I want to learn American Sign Language.
I have not yet determined if this is a project that feels necessary and important because it is some elaborate, unconscious scheme cooked up by my brain to procrastinate. Why work on your book manuscript? Why finish this fall’s syllabus? There are signs to learn! And really. There is absolutely no reason for me to learn sign language. When I mentioned the project to Danny and Boots, both immediately asked “Do you know anyone who is hearing impaired?” And I had to admit that I don’t.
Stupid practical people and their questions.
But by now, I think I’m onto my brain and its hare… well… hare-brained schemes to distract me from the task at hand. Reorganizing the pantry and alphabetizing the spices? Pure distraction. Very useful, of course, when I decide to put off important to-dos to bake an out-of-season pumpkin pie and discover that I’ve misplaced the nutmeg. A sudden urge to read the entire corpus of John Updike? Noble, perhaps, but best tackled in those moments of leisure reading before bedtime. Indexing and scanning old photographs, putting together the Ultimate Neil Diamond Playlist, browsing for new throw pillows online — all fluff, and best avoided.
The sign language thing feels different, in part because I’ve been interested in learning to interpret for a few years now. I remember watching an interpreter sign during Mass when I was in elementary school and, later, learning from the Catholic chaplain at American, who also worked at Gallaudet, how systems of sign language vary in different parts of the world. Logical but also somehow unexpected. And just last year, during a campus visit, a committee member asked me about connections between the gestural vocabulary of sign language and the nineteenth-century theories of children’s language acquisition I describe and analyze in my dissertation. (I promise — more interesting than it sounds. Well, interesting to me, anyway.)
I had a more nuanced and complicated answer to that committee member’s question than I expected to have. Maybe this is something I should be looking into? Living in Texas, learning Spanish might be handier on a day-to-day basis. Teaching composition at Rice, I’ve found that a working knowledge of Korean would be useful. But I refuse to admit that learning ASL would be a useless endeavor.
I just don’t know why it might be important. At this moment in my professional development it’s unwise to take on a substantial project like this without a rationale. My argument that learning to sign would put me in a position to volunteer my time with the hearing impaired collapsed a little when I realized (a) how complicated this truly is and (b) how many qualified individuals with a degree in deaf culture would be willing and able to fill any volunteer opportunities that interest me. Sigh.

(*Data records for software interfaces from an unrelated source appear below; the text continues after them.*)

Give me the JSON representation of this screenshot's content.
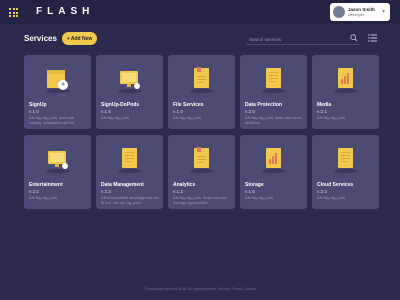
{
  "header": {
    "logo": "FLASH",
    "user": {
      "name": "Jason Smith",
      "role": "Developer"
    }
  },
  "toolbar": {
    "title": "Services",
    "add_label": "+ Add New",
    "search_placeholder": "Search services"
  },
  "cards": [
    {
      "name": "SignUp",
      "version": "v 1.0",
      "desc": "Info tag, tag, pods, auth-mail, building, optimization api test",
      "icon": "signup-icon"
    },
    {
      "name": "SignUp-DoPods",
      "version": "v 1.4",
      "desc": "Info tag, tag, pods",
      "icon": "monitor-icon"
    },
    {
      "name": "File Services",
      "version": "v 1.0",
      "desc": "Info tag, tag, pods",
      "icon": "file-icon"
    },
    {
      "name": "Data Protection",
      "version": "v 2.0",
      "desc": "Info tag, tag, pods. Make data driven decisions",
      "icon": "document-icon"
    },
    {
      "name": "Media",
      "version": "v 2.1",
      "desc": "Info tag, tag, pods",
      "icon": "chart-doc-icon"
    },
    {
      "name": "Entertainment",
      "version": "v 2.2",
      "desc": "Info tag, tag, pods",
      "icon": "monitor-icon"
    },
    {
      "name": "Data Management",
      "version": "v 2.3",
      "desc": "Get a competitive advantage with the BI tool. Info tag, tag, pods",
      "icon": "document-icon"
    },
    {
      "name": "Analytics",
      "version": "v 1.3",
      "desc": "Info tag, tag, pods. Reach fast and leverage opportunities",
      "icon": "file-icon"
    },
    {
      "name": "Storage",
      "version": "v 1.6",
      "desc": "Info tag, tag, pods",
      "icon": "chart-doc-icon"
    },
    {
      "name": "Cloud Services",
      "version": "v 2.3",
      "desc": "Info tag, tag, pods",
      "icon": "document-icon"
    }
  ],
  "footer": {
    "text": "© basecamp-services 2018. All rights reserved. Privacy | Press | Contact"
  },
  "colors": {
    "background": "#2b2b4d",
    "header": "#232343",
    "card": "#4b4b73",
    "accent": "#f2c94c"
  }
}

Also, learning to sign is more expensive than I anticipated. I haven’t done exhaustive research on learning ASL in Houston, but it’s not cheap. No classes at Rice, as far as I can tell. A local community college offers courses in deaf culture and interpretation, as does a nearby leisure learning program, but the website of the latter leaves me a little disenchanted, and both, obviously, require tuition of some sort. A significant investment of my time and money. I should be able to complete the sentence, “I’m learning ASL because…”
So why is it that I feel like I need — not want — to learn? Time and money seem small beans when I think about the ability to speak with a quick, fluid movement of the fingers. I don’t buy into the idea that my small, everyday decisions are subject to a larger plan, but some weird, unfamiliar and probably sentimental side of me wonders if this inclination, this tug is something that could end up being important in my life. Everything is so unresolved right now. I am not in hiatus. I am hiatus. Who am I to dismiss any even remotely viable impulse?
Of course, now I’ve made this a Big Deal on the blog. Perhaps, after letting the idea marinate for just a while longer, it will lose some of its buzzing urgency.
Or maybe I just need a partner in crime. A partner in sign? Volunteers?